The above image was taken on August 21, 2016, during the peak of monsoon season here in Arizona. It shows graphically the vast scale of a haboob as it impinges on Phoenix. You are seeing a front of blown dust about 10 km (6 miles) wide being driven by downdrafts from a cumulonimbus cloud. The cloud tops out at an altitude of about 5000 m (16,000 ft).
The graphic below shows the meteorological components of a haboob. As warm humid air rises by convection to higher altitudes it experiences adiabatic cooling, and releases its moisture by condensation. The process of condensation (changing from water vapor to liquid water) releases latent heat in the amount of 2.26×106 J/kg (540 calories/g). This heat further warms the air and drives more convection that can create the towering clouds known as cumulonimbus.
The higher the air rises the more it expands and cools — at a rate of about 1 °C/100 m. The end result is denser air that is no longer buoyant. This dense air then falls downward, and can be accelerated further by drag from falling rain. When this falling air hits the ground (at speeds of up to 100 kph) it spreads out radially creating a microburst that can dislodge dry dirt and sand and carry them along in the rapidly advancing dust storm called a haboob.
In 1978, shortly after we moved to Arizona from the Midwest (where vegetation stabilizes the soil), we experienced our first haboob. We were taking our dog for a walk to Roadrunner Park, 3 blocks from home. Suddenly we noticed a huge wall of brown dust looming in the sky. We weren’t sure what it was at first, but then we noticed it was getting closer. And windier. Whatever it was it didn’t look friendly so we headed back home. Within seconds we were hit by winds of 50–65 kph (30–40 mph) and blowing dust that reduced visibility. By the time we got home we were covered with sandy grit and our dog was sneezing. In that evening’s news we learned about haboobs.
Around 2000 we moved out of the city into the foothills north of Phoenix. We still get haboobs, but more often than not they decelerate and break up when they encounter elevated topography. Seen from the outside haboobs appear even more formidable. Check out my Aug 29, 2011 post for a video of a haboob from our current location.
Every locale has unique meteorology that contributes to violent weather events. Back in the Midwest it was tornados and blizzards. On the coasts it’s hurricanes and storm surges. In the desert southwest it’s heat waves and haboobs.

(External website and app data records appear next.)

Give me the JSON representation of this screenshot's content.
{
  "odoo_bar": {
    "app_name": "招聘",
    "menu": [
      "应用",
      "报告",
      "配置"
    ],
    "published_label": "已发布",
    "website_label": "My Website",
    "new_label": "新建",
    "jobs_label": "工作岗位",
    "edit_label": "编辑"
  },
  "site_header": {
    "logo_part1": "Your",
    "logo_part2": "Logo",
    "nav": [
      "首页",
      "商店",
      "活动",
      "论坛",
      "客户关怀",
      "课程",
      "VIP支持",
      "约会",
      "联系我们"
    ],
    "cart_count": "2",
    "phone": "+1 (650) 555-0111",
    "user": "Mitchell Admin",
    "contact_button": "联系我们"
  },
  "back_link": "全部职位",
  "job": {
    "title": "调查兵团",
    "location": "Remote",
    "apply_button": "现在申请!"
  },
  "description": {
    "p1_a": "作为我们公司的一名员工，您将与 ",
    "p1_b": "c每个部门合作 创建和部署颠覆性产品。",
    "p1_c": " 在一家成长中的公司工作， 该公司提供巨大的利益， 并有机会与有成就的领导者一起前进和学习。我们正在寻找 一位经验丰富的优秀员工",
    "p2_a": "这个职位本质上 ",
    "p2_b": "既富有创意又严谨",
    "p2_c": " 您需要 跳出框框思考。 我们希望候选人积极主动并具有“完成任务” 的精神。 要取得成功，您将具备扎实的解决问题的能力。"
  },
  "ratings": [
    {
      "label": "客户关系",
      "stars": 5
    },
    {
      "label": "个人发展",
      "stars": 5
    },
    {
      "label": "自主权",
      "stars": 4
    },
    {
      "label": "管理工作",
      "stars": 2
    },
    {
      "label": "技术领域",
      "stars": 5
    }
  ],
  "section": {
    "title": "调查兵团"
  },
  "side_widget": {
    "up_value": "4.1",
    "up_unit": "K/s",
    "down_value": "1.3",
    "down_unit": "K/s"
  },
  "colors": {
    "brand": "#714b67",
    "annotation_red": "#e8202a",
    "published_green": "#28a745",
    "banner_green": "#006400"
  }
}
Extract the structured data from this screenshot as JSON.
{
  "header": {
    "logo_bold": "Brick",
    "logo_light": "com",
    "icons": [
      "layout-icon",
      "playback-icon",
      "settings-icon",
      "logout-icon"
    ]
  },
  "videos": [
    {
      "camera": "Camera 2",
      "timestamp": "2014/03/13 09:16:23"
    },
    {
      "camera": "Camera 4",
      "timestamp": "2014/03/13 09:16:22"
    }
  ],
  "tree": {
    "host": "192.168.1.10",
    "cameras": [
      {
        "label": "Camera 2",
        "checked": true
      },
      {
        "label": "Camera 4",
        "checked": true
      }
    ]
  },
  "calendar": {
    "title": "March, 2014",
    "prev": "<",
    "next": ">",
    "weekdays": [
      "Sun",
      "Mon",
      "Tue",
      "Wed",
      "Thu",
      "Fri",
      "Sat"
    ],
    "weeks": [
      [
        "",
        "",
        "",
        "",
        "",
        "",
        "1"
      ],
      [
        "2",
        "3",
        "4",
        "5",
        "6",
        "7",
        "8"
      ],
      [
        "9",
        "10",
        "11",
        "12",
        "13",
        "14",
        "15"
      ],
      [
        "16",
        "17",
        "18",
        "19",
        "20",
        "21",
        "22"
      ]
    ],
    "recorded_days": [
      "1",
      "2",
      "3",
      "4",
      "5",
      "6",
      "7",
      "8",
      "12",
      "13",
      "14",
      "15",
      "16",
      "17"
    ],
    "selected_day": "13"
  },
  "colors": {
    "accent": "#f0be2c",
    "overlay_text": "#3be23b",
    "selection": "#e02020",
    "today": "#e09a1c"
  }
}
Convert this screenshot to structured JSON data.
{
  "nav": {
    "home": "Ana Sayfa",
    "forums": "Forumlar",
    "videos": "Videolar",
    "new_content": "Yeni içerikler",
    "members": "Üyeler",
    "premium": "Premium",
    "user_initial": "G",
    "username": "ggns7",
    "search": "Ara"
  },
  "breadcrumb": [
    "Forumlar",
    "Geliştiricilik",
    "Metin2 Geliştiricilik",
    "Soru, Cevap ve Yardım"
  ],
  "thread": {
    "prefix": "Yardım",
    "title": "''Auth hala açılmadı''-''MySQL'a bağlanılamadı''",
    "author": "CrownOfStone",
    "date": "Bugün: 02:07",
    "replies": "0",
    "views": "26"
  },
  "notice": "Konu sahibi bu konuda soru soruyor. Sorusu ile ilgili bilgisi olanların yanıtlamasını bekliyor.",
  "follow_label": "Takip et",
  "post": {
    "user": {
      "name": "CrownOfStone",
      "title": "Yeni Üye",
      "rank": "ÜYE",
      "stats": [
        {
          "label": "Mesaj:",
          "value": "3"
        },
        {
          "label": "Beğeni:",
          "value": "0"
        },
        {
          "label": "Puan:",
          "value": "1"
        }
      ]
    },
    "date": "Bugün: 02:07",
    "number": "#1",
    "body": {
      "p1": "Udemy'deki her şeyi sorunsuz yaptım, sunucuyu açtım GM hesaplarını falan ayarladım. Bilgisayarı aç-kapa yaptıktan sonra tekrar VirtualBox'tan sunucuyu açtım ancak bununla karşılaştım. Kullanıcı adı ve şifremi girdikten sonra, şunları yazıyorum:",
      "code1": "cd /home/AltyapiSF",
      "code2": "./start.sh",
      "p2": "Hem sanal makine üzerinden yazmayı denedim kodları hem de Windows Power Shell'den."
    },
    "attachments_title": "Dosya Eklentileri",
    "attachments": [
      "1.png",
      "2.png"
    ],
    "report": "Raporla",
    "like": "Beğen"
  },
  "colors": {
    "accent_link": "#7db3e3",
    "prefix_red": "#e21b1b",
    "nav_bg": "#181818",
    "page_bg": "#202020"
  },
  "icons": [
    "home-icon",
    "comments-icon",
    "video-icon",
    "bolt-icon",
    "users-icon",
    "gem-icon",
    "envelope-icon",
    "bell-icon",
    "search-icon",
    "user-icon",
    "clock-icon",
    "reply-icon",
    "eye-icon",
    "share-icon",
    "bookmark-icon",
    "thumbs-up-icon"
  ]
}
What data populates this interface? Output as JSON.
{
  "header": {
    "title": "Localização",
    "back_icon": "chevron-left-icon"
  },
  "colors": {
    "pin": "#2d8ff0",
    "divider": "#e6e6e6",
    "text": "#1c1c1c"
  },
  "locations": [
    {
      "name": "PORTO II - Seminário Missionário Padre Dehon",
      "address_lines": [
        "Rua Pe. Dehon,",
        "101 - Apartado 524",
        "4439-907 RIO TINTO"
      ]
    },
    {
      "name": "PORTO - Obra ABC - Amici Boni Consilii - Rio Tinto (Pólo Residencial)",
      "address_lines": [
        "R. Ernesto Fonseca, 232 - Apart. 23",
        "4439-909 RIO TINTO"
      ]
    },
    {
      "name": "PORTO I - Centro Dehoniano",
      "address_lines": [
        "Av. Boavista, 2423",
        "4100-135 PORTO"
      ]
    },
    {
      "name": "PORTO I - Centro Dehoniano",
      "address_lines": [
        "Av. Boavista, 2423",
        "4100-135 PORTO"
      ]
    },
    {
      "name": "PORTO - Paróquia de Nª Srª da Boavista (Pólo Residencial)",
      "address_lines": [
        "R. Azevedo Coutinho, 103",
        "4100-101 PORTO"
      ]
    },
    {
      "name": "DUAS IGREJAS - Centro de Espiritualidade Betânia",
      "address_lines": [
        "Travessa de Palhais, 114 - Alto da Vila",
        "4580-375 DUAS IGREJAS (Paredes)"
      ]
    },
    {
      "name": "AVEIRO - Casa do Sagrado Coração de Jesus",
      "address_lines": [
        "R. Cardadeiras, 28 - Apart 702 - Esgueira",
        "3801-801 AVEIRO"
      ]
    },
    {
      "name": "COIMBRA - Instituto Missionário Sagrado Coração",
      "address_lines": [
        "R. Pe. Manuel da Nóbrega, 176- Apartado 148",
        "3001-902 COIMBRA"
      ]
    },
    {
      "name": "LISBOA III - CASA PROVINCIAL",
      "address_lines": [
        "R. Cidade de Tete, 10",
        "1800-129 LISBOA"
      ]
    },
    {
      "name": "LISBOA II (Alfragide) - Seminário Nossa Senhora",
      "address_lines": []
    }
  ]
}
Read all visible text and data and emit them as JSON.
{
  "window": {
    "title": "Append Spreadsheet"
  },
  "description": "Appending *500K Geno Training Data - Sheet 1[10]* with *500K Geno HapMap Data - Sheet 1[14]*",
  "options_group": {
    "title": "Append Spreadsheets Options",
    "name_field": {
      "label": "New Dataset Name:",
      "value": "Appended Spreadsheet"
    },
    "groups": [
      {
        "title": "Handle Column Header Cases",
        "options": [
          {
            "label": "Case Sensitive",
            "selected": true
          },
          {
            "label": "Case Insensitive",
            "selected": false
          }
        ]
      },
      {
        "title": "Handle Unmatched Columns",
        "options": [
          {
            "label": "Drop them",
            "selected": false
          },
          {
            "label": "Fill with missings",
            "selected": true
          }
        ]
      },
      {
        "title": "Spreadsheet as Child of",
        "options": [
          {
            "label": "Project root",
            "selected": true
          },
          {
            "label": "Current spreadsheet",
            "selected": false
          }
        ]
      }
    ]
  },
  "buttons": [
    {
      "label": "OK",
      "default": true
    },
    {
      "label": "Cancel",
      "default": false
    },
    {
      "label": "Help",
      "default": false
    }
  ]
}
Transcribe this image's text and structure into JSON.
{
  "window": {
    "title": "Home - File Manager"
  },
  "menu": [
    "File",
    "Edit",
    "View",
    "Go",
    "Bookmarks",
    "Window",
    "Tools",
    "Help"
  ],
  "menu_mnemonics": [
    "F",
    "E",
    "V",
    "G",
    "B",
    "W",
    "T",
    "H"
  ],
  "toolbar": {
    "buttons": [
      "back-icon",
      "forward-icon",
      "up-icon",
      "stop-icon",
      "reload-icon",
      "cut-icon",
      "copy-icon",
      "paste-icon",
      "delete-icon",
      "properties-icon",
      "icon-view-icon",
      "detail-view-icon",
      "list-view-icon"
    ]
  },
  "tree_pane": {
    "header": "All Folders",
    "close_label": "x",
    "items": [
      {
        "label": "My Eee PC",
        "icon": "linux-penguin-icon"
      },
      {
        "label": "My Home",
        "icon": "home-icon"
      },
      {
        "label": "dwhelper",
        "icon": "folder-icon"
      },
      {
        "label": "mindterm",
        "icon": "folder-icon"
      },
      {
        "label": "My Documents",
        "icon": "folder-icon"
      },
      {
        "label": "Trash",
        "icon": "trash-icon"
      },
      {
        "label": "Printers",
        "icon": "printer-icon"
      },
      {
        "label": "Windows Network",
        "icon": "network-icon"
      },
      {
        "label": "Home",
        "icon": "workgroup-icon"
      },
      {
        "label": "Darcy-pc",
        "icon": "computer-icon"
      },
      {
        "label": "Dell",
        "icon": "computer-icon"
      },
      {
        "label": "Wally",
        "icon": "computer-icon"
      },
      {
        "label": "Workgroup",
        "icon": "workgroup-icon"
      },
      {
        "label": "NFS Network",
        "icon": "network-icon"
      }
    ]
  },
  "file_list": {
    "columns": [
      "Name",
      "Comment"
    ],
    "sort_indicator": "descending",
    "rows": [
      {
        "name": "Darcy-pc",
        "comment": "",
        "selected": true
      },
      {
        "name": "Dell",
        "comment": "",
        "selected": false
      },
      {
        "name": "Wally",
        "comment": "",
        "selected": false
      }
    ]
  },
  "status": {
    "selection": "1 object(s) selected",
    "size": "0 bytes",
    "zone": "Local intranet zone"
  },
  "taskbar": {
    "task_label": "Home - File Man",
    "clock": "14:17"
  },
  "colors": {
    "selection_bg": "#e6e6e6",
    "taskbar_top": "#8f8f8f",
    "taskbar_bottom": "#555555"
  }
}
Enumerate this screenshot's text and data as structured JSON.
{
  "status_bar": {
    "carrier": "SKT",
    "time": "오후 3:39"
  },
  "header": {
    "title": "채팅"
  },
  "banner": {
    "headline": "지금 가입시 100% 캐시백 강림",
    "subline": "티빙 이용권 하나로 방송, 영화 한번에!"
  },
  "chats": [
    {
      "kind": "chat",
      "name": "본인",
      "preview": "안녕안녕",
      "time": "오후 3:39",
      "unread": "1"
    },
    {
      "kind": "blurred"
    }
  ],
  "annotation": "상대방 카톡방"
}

Had we known about haboobs, would we have moved to Arizona? Of course. Our beautiful winters more than make up for a few tough months in the summer. And haboobs don’t occur that often — just a few each monsoon season. They make it all the way to our elevation maybe once every 2–3 years. So I’ve gotten used to them, but to this day, when I see a haboob approaching, I’m still in awe of their size and speed.
Note to my readers: As I was writing a draft of next week’s post I noticed today’s post is #500. I just had to share that milestone. My thanks for your support, and for your continuing attendance in this virtual classroom. Sky Lights — satisfying your scientific curiosity since June 2004.
Next Week in Sky Lights ⇒ Crossing Contrails